Apparently, the super squad was unsuccessful in avoiding an extinction level event from Bailey’s Comet. Tabitha used all the timeline warping power she had to send her loved ones back to 1955, which is hopefully far enough in the past that they can make some changes that will be significant enough to save their futures. The real ask? To bend the moral arc of the timeline toward justice.
So far, I’m loving the 50s theme, complete with its heavy-handed conversations in high school gymnasiums, long shots of uphill bike rides to school, and dramatic dual frame poetry readings. The whole thing offers a really cool backdrop for Riverdale season 7 and pays homage to the show’s source material. You can also tell how much fun the cast is having with it, which always makes for the best episodes of Riverdale. I’m also into the fact that some of the supernatural elements of last season have stuck around, and that the stakes still feel really high for the season!
However, my hope for this season is that we get to play in this world for a while, but that things at least start to come back together before too long. The show’s narrative arc has been continuously upended since season 5, and I desperately want them to have time to get that back on track before the show rolls its final credits. These characters and their fans deserve a meaningful conclusion, when all is said and done.

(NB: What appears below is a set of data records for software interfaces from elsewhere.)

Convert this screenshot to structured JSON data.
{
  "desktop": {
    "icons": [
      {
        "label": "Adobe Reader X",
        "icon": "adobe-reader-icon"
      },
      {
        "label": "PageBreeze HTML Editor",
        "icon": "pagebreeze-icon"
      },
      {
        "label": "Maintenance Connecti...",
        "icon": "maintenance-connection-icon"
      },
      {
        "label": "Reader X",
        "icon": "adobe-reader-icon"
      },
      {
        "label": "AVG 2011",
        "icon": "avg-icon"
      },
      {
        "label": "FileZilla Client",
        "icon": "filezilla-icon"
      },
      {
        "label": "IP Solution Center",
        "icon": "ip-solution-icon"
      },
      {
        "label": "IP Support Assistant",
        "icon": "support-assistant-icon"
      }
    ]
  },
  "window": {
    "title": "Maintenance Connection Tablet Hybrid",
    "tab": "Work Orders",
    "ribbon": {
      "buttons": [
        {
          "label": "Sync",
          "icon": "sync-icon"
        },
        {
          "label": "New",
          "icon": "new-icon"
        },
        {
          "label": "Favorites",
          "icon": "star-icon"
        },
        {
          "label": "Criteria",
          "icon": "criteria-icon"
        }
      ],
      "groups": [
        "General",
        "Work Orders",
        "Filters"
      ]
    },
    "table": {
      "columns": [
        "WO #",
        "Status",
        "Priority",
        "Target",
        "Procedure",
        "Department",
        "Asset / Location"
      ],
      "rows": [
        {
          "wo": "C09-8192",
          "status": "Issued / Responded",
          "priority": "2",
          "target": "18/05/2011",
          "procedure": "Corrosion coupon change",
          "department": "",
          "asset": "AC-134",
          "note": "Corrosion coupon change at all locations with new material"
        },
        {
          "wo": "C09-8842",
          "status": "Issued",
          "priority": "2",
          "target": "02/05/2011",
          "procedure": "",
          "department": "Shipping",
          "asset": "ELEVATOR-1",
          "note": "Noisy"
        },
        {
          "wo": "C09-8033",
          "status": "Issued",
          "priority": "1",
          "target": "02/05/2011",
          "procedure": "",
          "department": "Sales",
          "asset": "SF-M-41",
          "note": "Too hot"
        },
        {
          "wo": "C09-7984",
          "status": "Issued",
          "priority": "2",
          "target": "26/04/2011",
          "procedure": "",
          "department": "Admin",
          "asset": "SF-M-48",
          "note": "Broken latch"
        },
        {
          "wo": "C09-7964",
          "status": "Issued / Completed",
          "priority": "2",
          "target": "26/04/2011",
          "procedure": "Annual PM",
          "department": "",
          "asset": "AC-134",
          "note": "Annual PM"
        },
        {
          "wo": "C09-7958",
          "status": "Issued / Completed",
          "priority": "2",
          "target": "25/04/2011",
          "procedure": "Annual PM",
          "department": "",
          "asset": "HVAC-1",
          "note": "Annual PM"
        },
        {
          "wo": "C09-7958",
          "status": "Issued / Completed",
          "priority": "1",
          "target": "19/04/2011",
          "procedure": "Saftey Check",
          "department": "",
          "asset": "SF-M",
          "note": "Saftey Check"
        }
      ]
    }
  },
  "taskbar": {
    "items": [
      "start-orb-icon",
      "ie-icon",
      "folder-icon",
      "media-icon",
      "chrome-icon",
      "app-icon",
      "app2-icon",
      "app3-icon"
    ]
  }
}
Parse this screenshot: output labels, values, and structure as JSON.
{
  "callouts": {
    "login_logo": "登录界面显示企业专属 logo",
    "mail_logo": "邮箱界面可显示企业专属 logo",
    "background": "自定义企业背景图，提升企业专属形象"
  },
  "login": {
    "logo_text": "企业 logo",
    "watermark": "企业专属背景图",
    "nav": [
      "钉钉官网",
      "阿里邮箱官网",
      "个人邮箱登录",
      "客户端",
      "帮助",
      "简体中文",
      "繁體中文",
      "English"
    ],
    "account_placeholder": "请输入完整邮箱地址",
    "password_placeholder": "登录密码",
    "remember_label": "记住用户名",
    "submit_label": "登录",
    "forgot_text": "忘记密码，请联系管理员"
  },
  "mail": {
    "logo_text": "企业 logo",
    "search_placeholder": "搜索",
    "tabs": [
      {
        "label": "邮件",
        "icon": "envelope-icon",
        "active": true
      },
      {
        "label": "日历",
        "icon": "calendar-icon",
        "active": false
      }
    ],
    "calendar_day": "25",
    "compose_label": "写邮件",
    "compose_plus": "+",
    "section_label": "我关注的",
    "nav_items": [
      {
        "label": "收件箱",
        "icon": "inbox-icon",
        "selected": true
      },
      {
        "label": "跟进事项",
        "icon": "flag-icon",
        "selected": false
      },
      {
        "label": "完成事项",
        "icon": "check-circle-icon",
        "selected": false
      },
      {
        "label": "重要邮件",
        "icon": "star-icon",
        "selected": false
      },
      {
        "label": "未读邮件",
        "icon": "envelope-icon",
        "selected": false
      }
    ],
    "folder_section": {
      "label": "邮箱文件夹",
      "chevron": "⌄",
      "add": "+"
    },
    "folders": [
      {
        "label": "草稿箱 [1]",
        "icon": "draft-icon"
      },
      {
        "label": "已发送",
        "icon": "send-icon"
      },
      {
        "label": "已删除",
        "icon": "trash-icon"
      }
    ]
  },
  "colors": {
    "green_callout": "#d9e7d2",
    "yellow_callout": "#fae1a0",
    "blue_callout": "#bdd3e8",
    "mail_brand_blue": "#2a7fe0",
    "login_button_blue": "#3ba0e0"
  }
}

Until then, I’m soaking up every last minute of this wild world we call Riverdale, beginning with the season 7 premiere. I can’t wait to see what’s next!